ASCOT, England (AP) - Fair Hill, Md.-based Animal Kingdom is coming a long way to Royal Ascot, chasing one last win.
The winner of the Kentucky Derby in 2011 and the $10 million Dubai World Cup this year is to be retired to stud after running in the Queen Anne Stakes on Tuesday.
Not since 1936 has a Kentucky Derby winner competed at Royal Ascot. On that occasion, 1935 Triple Crown winner Omaha finished second in the Gold Cup - the signature race at Ascot.
"Royal Ascot is a bonus for me because I thought Dubai was his last race," trainer Graham Motion said. "I feel very fortunate that [the owners] have taken on this very sporting challenge at Royal Ascot.
"In the States, we have a lot of opportunities for easy pickings so it's more of a sporting challenge to come here. It would be a shot in the arm for America if he was to win at Royal Ascot."
Victory, though, will not come easy for Animal Kingdom, the odds-on favorite by British bookmakers. Accustomed to racing on dirt and on a left-turn track, he will have to contend with the up-and-down nature of Ascot's famous straight mile.
"Animal Kingdom is a very good horse, but this will be a different game for him," said Patrick Barbe, racing manager for Animal Kingdom's biggest rival, Elusive Kate.
A second win abroad will clearly boost the injury-prone horse's value as a stallion. It will also be a milestone for Motion, who trains out of the Fair Hill Training Center in Maryland just across the Pennsylvania border but was brought up 6 miles from the racing hotbed of Newmarket in England.
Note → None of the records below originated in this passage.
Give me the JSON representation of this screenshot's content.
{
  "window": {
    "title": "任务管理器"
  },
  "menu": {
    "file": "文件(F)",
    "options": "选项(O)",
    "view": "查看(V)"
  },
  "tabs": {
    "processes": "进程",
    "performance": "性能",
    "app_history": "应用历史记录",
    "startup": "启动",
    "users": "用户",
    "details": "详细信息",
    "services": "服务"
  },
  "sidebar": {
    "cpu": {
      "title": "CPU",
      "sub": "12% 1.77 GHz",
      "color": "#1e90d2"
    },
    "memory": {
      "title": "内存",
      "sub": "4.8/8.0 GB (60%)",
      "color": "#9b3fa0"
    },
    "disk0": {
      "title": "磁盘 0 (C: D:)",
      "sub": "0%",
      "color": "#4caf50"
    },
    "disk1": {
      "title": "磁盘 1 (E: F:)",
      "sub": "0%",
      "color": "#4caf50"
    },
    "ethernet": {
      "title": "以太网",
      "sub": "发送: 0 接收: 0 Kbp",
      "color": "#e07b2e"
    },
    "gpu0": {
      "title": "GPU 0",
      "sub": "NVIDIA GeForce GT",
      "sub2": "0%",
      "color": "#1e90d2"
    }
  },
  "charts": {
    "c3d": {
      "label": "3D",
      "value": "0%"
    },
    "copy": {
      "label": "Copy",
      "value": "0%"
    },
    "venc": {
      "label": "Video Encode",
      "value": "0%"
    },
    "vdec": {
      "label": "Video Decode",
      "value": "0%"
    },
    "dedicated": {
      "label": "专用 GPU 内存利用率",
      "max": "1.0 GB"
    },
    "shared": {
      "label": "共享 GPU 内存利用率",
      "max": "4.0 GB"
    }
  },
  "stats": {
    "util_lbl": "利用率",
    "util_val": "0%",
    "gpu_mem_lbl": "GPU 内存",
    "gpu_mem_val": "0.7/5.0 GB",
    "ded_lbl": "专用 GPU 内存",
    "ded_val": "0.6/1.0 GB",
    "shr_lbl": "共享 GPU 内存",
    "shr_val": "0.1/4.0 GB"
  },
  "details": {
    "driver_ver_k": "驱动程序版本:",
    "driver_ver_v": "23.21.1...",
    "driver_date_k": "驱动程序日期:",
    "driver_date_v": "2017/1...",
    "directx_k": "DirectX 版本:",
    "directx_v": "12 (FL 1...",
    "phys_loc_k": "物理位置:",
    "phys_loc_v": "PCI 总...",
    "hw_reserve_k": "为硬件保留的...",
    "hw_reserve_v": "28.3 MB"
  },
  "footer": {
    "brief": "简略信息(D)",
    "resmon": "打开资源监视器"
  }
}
Motion's boyhood hero was Henry Cecil, one of Britain's greatest trainers who died last week of cancer. Cecil won a record 75 races on this track - including Frankel's sensational 11-length victory in the Queen Anne Stakes in 2012 - and will be honored during the five-day meet that starts Tuesday.
"It's tremendous to be running in a race that Frankel won last year and Sir Henry Cecil was one of the people I admired the most when growing up in Newmarket, so it's quite emotional," Motion said.
A minute's silence will be held for Cecil on Tuesday after the arrival of the royal procession in the parade ring. Friday's Queen's Vase race, won a record eight times by Cecil, will be titled "The Queen's Vase In Memory of Sir Henry Cecil." Jockeys riding in that race will wear black armbands.
Last year, unbeaten Black Caviar ran at Ascot for her first appearance outside Australia, winning the Diamond Jubilee Stakes for her 22nd straight win. She was retired this year with a 25-0 record.
Estimate, owned by Queen Elizabeth II, was the winner of the Queen's Vase last year. This time, the filly will be running in Thursday's Gold Cup, the meet's feature race. The queen is seeking a 22nd win at Royal Ascot.
The meet, with total prize money of $7.9 million, also marks the return to racing of Dawn Approach. The Godolphin horse won the 2,000 Guineas at Newmarket in May before flopping in the English Derby this month over a longer distance. Dawn Approach is running in the St. James's Palace Stakes on Tuesday.
"Hopefully, Dawn Approach can reproduce his Guineas effort," said Simon Crisford, racing manager of Godolphin.